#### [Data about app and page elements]
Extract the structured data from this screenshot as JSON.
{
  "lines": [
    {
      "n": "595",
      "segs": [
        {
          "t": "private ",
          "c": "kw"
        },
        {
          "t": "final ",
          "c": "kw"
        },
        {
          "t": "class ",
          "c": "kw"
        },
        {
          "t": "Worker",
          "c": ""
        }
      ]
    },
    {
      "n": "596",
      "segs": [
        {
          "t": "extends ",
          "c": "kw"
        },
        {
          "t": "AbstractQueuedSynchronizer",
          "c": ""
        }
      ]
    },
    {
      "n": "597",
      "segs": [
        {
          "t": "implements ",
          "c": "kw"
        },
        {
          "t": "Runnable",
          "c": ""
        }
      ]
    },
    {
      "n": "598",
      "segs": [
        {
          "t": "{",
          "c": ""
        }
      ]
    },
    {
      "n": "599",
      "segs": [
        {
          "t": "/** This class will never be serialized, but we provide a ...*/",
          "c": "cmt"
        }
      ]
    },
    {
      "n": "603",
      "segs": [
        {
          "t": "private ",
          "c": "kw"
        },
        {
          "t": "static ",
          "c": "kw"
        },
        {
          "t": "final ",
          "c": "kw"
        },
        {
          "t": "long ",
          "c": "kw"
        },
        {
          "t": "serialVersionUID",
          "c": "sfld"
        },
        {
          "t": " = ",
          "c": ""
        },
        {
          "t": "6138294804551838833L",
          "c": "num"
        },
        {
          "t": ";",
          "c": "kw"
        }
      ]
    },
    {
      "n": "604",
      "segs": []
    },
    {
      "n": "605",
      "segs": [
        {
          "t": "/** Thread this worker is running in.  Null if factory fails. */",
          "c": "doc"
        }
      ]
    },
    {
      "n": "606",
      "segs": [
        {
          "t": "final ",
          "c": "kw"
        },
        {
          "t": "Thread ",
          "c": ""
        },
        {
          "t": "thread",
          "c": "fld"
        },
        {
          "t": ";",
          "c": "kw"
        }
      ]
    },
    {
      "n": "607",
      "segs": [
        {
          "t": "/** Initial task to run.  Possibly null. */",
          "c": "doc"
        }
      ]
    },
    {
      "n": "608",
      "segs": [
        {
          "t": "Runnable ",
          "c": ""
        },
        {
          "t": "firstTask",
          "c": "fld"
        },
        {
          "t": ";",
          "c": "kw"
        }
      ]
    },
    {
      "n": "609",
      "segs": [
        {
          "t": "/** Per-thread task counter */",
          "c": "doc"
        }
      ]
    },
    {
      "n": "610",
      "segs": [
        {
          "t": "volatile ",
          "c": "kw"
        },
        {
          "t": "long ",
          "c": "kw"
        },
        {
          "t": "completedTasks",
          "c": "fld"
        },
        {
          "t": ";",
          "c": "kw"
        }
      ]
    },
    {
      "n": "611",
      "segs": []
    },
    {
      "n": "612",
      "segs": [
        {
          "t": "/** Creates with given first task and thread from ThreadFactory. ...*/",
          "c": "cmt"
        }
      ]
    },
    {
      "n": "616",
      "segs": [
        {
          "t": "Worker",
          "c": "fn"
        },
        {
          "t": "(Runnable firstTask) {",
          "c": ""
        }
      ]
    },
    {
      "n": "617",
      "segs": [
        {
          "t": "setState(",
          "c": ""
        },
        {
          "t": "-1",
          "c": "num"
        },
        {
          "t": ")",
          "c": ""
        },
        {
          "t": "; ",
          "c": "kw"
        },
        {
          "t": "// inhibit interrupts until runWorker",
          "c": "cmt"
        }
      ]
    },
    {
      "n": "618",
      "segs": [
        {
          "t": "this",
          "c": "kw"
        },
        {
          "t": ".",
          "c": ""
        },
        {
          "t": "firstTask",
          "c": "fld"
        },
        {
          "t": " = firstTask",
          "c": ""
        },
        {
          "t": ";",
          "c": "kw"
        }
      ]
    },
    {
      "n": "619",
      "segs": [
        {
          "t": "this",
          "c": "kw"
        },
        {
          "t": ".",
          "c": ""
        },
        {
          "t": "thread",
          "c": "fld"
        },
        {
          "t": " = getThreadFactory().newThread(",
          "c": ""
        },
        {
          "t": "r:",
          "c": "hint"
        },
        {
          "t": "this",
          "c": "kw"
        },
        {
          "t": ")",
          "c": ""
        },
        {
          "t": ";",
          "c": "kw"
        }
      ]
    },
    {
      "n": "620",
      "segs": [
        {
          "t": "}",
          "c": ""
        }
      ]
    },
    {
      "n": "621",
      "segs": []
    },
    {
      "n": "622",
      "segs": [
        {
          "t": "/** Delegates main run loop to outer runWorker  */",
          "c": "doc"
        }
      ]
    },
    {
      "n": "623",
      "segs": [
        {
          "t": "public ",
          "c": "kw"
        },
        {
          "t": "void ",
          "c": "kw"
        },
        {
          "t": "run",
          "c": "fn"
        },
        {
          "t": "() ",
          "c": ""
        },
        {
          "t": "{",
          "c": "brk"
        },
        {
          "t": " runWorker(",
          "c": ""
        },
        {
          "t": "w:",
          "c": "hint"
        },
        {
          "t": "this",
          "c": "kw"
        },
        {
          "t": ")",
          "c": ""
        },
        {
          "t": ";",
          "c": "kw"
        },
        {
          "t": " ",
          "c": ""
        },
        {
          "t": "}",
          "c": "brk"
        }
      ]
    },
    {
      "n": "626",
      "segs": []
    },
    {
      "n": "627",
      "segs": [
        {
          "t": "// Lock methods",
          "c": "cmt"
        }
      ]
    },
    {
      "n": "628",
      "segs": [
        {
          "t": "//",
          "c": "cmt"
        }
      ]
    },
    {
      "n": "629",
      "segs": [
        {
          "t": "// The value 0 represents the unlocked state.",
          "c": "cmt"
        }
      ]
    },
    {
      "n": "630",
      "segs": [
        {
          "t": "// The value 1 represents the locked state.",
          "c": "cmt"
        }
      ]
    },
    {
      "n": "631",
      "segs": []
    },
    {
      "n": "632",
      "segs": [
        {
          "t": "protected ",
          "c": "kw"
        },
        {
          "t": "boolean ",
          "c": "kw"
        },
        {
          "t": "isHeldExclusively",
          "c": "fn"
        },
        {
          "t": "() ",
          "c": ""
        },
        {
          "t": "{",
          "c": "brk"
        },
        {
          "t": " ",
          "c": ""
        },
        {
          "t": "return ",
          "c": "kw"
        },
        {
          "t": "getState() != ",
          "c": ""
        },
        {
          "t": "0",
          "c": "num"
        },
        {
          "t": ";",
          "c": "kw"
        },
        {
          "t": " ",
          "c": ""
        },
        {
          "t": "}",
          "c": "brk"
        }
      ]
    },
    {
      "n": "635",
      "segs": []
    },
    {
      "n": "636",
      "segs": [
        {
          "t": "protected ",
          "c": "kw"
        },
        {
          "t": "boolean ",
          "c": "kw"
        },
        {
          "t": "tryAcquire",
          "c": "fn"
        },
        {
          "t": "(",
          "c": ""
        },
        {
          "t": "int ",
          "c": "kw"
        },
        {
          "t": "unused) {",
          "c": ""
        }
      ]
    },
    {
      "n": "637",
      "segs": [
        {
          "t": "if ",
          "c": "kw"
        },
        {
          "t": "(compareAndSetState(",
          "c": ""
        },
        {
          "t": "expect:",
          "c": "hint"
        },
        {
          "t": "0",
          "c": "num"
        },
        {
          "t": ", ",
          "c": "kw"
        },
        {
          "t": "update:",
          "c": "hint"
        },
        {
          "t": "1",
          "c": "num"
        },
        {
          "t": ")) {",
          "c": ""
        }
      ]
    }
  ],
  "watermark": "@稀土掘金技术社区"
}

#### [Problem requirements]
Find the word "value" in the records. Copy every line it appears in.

#### [Output for this task]
          "t": "// The value 0 represents the unlocked state.",
          "t": "// The value 1 represents the locked state.",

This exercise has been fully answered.